The last post was about my birth experience but I really feel like I want to write down more, even if it's only for me to read in the future.
The first few days to a week after the baby was born I was fascinated by the unmedicated aspect of it. That was the only thing that made a difference between this birth and the others I've experienced. One of the first things out of my mouth, as well as the one thing I said most often in the hours following, was, "I'm not gonna do that again." Natural child birth is an intense experience, to say the least.
So here's how I remember the feeling of it. The contractions would begin and increase in intensity, as is to be expected. For a lot of hours the intensity was manageable. It was just an increase of the same pain feeling. Toward the end it changed. The pain got to it's high level, then there was an added spike of unbearableness that made the contractions much harder to deal with. It's like playing with the tip of a pin.

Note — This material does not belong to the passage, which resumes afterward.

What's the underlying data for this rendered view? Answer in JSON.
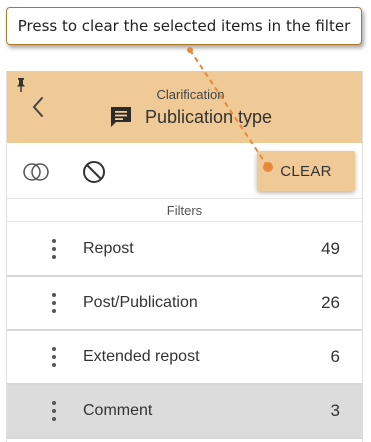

If you're just tapping gently it can be a bit uncomfortable, but nothing overly terrible. Keep tapping harder and it hurts more. The spike of pain during transition is like tapping the pin for a moment before plunging it into your finger and twisting. I didn't much care for it. When it's time to deliver the baby the spike of pain is either accompanied or replaced by the overwhelming need to push the baby out. It really takes over. Anyone who says not to push is just being ridiculous.
Once it was all said and done I was exhausted. The biggest feeling I had was relief. I was so glad it was all done. I didn't get the feeling of accomplishment, extra bonding, or pride that I'd been told I would get with an unmedicated birth. I still don't have them. After the relief came the shakes. I'd also been told that only comes when you get an epidural. Guess not. :) Anyhow, it was while I was shaking and talking to my mom that I first said I wasn't going to do it again.
Eric was pretty proud of me for making it through without the epidural and told everyone he called while we were waiting for me to be released to the mother-baby unit. With every phone call I told the person on the other end, "I'm not doin' that again!" That includes the ones that I didn't actually speak to, but called out to from the bed.
It was on the way to mother-baby that I started to forget. When I thought about it I was forced to acknowledge that it had been much more convenient not to be poked in the back for the epidural. It was also more pleasant not to have the cursed urinary catheter. Tangent: I hate the catheter. Hate, HATE, HATE the catheter. I can't properly express how much I hate it. That was actually one of the biggest motivating factors for skipping the meds when I was 8 cm. End tangent. I started to wonder if maybe the convenience of being without the epidural would be worth the pain the next time I have a baby. Yes, there is at least one more in the plans.
I think that I have now come to the conclusion that if I go into labor slowly, as I did this time, I will probably go natural again. If it comes on hard and sudden, as it did with the girls, then we'll have to see how I handle it at home before going to the hospital. The cost difference and the absence of the stupid catheter are probably worth it to me...depending on how I feel.
Looking back at the experience, I would do it again in the same situation. The only thing I would change about this experience is the length of my stay. I wish I'd stayed two days. But I've been fine. So now I just laugh at myself for thinking that I may have preferred going natural to having the epidural. I didn't use anything from the HypnoBirth classes and I'm strangely pleased about that. I guess the sessions I went to ended up being more about philosophy than comfort techniques, which was all I was interested in. But I've already written about that.
Conclusion: I'll probably try it again. If anyone feels like giving it a try I would recommend it, but only after preparing and finding the proper motivation. It's not worth it if you don't have a good enough reason. The reason, of course, depends on the person. Money and the catheter work for me.